■ EXERCISE INSTRUCTIONS ■
In the records below, find each line holding the word "text" and copy it.

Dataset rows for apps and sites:
++++++++++
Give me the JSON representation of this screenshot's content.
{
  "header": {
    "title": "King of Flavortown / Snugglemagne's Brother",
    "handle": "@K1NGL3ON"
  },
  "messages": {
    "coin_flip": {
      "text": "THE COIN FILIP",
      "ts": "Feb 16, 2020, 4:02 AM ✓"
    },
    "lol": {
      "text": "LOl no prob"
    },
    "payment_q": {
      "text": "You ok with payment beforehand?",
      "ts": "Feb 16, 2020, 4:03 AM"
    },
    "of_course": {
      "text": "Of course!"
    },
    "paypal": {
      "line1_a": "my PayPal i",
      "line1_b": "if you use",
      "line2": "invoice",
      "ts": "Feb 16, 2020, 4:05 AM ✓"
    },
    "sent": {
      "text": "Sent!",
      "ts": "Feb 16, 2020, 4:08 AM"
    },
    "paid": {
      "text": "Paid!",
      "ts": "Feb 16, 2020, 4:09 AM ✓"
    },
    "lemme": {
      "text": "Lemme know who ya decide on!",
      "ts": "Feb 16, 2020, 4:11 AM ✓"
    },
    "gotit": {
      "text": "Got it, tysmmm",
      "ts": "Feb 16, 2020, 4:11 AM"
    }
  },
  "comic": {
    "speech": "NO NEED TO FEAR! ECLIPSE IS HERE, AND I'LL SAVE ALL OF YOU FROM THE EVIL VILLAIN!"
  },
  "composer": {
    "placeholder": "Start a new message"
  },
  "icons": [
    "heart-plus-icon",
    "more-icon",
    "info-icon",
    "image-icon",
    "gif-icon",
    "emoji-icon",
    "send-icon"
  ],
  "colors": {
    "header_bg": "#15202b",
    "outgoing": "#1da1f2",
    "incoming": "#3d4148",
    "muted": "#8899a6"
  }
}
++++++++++
■ EXERCISE ANSWER ■
      "text": "THE COIN FILIP",
      "text": "LOl no prob"
      "text": "You ok with payment beforehand?",
      "text": "Of course!"
      "text": "Sent!",
      "text": "Paid!",
      "text": "Lemme know who ya decide on!",
      "text": "Got it, tysmmm",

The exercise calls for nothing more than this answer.